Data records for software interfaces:
+ + + +

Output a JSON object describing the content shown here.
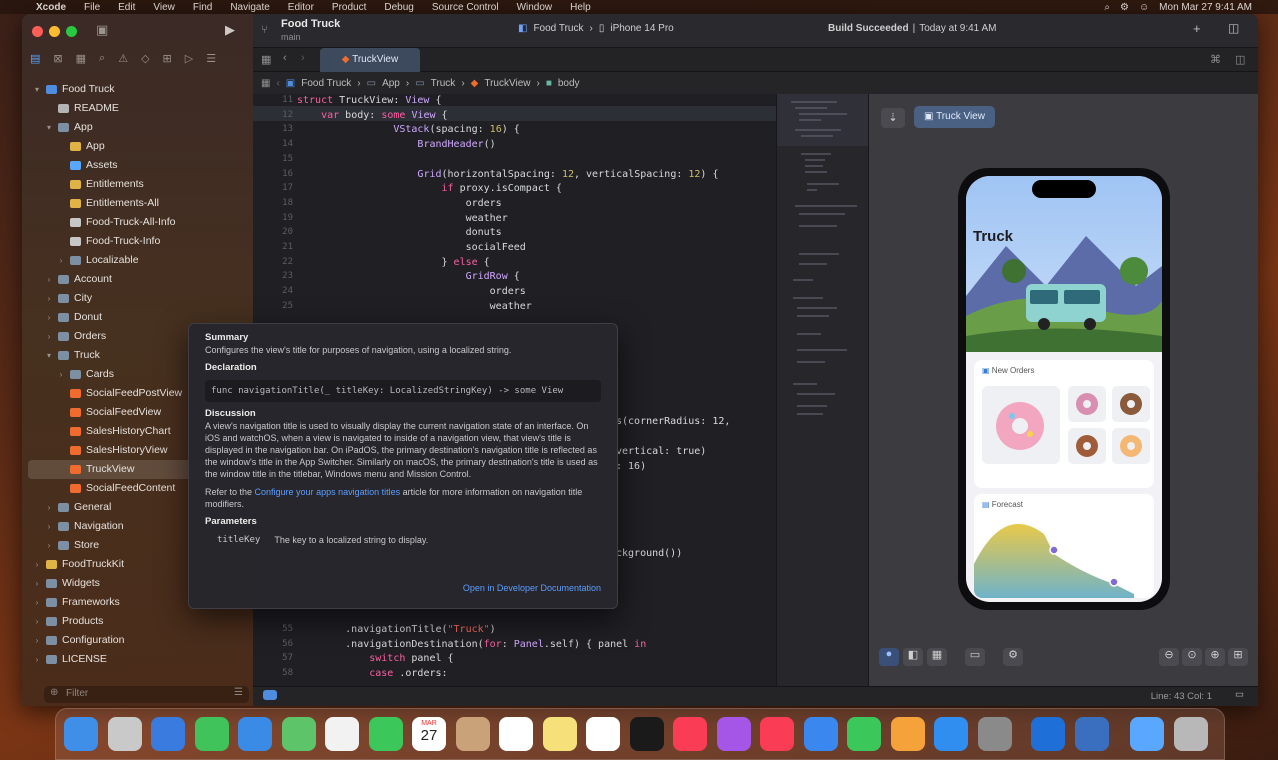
{
  "menubar": {
    "app": "Xcode",
    "items": [
      "File",
      "Edit",
      "View",
      "Find",
      "Navigate",
      "Editor",
      "Product",
      "Debug",
      "Source Control",
      "Window",
      "Help"
    ],
    "clock": "Mon Mar 27  9:41 AM"
  },
  "project": {
    "name": "Food Truck",
    "branch": "main",
    "scheme": "Food Truck",
    "destination": "iPhone 14 Pro",
    "status": "Build Succeeded",
    "status_time": "Today at 9:41 AM"
  },
  "tab": {
    "label": "TruckView"
  },
  "jumpbar": [
    "Food Truck",
    "App",
    "Truck",
    "TruckView",
    "body"
  ],
  "navigator": [
    {
      "label": "Food Truck",
      "depth": 0,
      "chev": "down",
      "icon": "proj"
    },
    {
      "label": "README",
      "depth": 1,
      "chev": "",
      "icon": "file"
    },
    {
      "label": "App",
      "depth": 1,
      "chev": "down",
      "icon": "folder"
    },
    {
      "label": "App",
      "depth": 2,
      "chev": "",
      "icon": "yellow"
    },
    {
      "label": "Assets",
      "depth": 2,
      "chev": "",
      "icon": "asset"
    },
    {
      "label": "Entitlements",
      "depth": 2,
      "chev": "",
      "icon": "yellow"
    },
    {
      "label": "Entitlements-All",
      "depth": 2,
      "chev": "",
      "icon": "yellow"
    },
    {
      "label": "Food-Truck-All-Info",
      "depth": 2,
      "chev": "",
      "icon": "plist"
    },
    {
      "label": "Food-Truck-Info",
      "depth": 2,
      "chev": "",
      "icon": "plist"
    },
    {
      "label": "Localizable",
      "depth": 2,
      "chev": "right",
      "icon": "folder"
    },
    {
      "label": "Account",
      "depth": 1,
      "chev": "right",
      "icon": "folder"
    },
    {
      "label": "City",
      "depth": 1,
      "chev": "right",
      "icon": "folder"
    },
    {
      "label": "Donut",
      "depth": 1,
      "chev": "right",
      "icon": "folder"
    },
    {
      "label": "Orders",
      "depth": 1,
      "chev": "right",
      "icon": "folder"
    },
    {
      "label": "Truck",
      "depth": 1,
      "chev": "down",
      "icon": "folder"
    },
    {
      "label": "Cards",
      "depth": 2,
      "chev": "right",
      "icon": "folder"
    },
    {
      "label": "SocialFeedPostView",
      "depth": 2,
      "chev": "",
      "icon": "swift"
    },
    {
      "label": "SocialFeedView",
      "depth": 2,
      "chev": "",
      "icon": "swift"
    },
    {
      "label": "SalesHistoryChart",
      "depth": 2,
      "chev": "",
      "icon": "swift"
    },
    {
      "label": "SalesHistoryView",
      "depth": 2,
      "chev": "",
      "icon": "swift"
    },
    {
      "label": "TruckView",
      "depth": 2,
      "chev": "",
      "icon": "swift",
      "selected": true
    },
    {
      "label": "SocialFeedContent",
      "depth": 2,
      "chev": "",
      "icon": "swift"
    },
    {
      "label": "General",
      "depth": 1,
      "chev": "right",
      "icon": "folder"
    },
    {
      "label": "Navigation",
      "depth": 1,
      "chev": "right",
      "icon": "folder"
    },
    {
      "label": "Store",
      "depth": 1,
      "chev": "right",
      "icon": "folder"
    },
    {
      "label": "FoodTruckKit",
      "depth": 0,
      "chev": "right",
      "icon": "yellow"
    },
    {
      "label": "Widgets",
      "depth": 0,
      "chev": "right",
      "icon": "folder"
    },
    {
      "label": "Frameworks",
      "depth": 0,
      "chev": "right",
      "icon": "folder"
    },
    {
      "label": "Products",
      "depth": 0,
      "chev": "right",
      "icon": "folder"
    },
    {
      "label": "Configuration",
      "depth": 0,
      "chev": "right",
      "icon": "folder"
    },
    {
      "label": "LICENSE",
      "depth": 0,
      "chev": "right",
      "icon": "folder"
    }
  ],
  "filter_placeholder": "Filter",
  "code": [
    {
      "n": "11",
      "t": "struct TruckView: View {"
    },
    {
      "n": "12",
      "t": "    var body: some View {"
    },
    {
      "n": "13",
      "t": "                VStack(spacing: 16) {"
    },
    {
      "n": "14",
      "t": "                    BrandHeader()"
    },
    {
      "n": "15",
      "t": ""
    },
    {
      "n": "16",
      "t": "                    Grid(horizontalSpacing: 12, verticalSpacing: 12) {"
    },
    {
      "n": "17",
      "t": "                        if proxy.isCompact {"
    },
    {
      "n": "18",
      "t": "                            orders"
    },
    {
      "n": "19",
      "t": "                            weather"
    },
    {
      "n": "20",
      "t": "                            donuts"
    },
    {
      "n": "21",
      "t": "                            socialFeed"
    },
    {
      "n": "22",
      "t": "                        } else {"
    },
    {
      "n": "23",
      "t": "                            GridRow {"
    },
    {
      "n": "24",
      "t": "                                orders"
    },
    {
      "n": "25",
      "t": "                                weather"
    }
  ],
  "code_fragments": [
    "s(cornerRadius: 12,",
    "vertical: true)",
    ": 16)",
    "ckground())"
  ],
  "code_bottom": [
    {
      "n": "55",
      "t": "        .navigationTitle(\"Truck\")"
    },
    {
      "n": "56",
      "t": "        .navigationDestination(for: Panel.self) { panel in"
    },
    {
      "n": "57",
      "t": "            switch panel {"
    },
    {
      "n": "58",
      "t": "            case .orders:"
    }
  ],
  "doc": {
    "summary_h": "Summary",
    "summary": "Configures the view's title for purposes of navigation, using a localized string.",
    "decl_h": "Declaration",
    "decl": "func navigationTitle(_ titleKey: LocalizedStringKey) -> some View",
    "disc_h": "Discussion",
    "disc": "A view's navigation title is used to visually display the current navigation state of an interface. On iOS and watchOS, when a view is navigated to inside of a navigation view, that view's title is displayed in the navigation bar. On iPadOS, the primary destination's navigation title is reflected as the window's title in the App Switcher. Similarly on macOS, the primary destination's title is used as the window title in the titlebar, Windows menu and Mission Control.",
    "refer_pre": "Refer to the ",
    "refer_link": "Configure your apps navigation titles",
    "refer_post": " article for more information on navigation title modifiers.",
    "params_h": "Parameters",
    "param_name": "titleKey",
    "param_desc": "The key to a localized string to display.",
    "open_link": "Open in Developer Documentation"
  },
  "preview": {
    "tab_label": "Truck View",
    "title": "Truck",
    "card1_title": "New Orders",
    "card2_title": "Forecast"
  },
  "status": {
    "cursor": "Line: 43  Col: 1"
  },
  "dock": [
    "finder-icon",
    "launchpad-icon",
    "safari-icon",
    "messages-icon",
    "mail-icon",
    "maps-icon",
    "photos-icon",
    "facetime-icon",
    "calendar-icon",
    "contacts-icon",
    "reminders-icon",
    "notes-icon",
    "freeform-icon",
    "tv-icon",
    "music-icon",
    "podcasts-icon",
    "news-icon",
    "keynote-icon",
    "numbers-icon",
    "pages-icon",
    "appstore-icon",
    "settings-icon",
    "xcode-icon",
    "instruments-icon",
    "folder-icon",
    "trash-icon"
  ],
  "calendar": {
    "month": "MAR",
    "day": "27"
  },
  "colors": {
    "accent": "#4f8de0",
    "tab": "#3d4a5e",
    "swift": "#f06b2e"
  }
}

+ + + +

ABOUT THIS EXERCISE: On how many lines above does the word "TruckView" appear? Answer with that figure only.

WRITTEN ANSWER: 4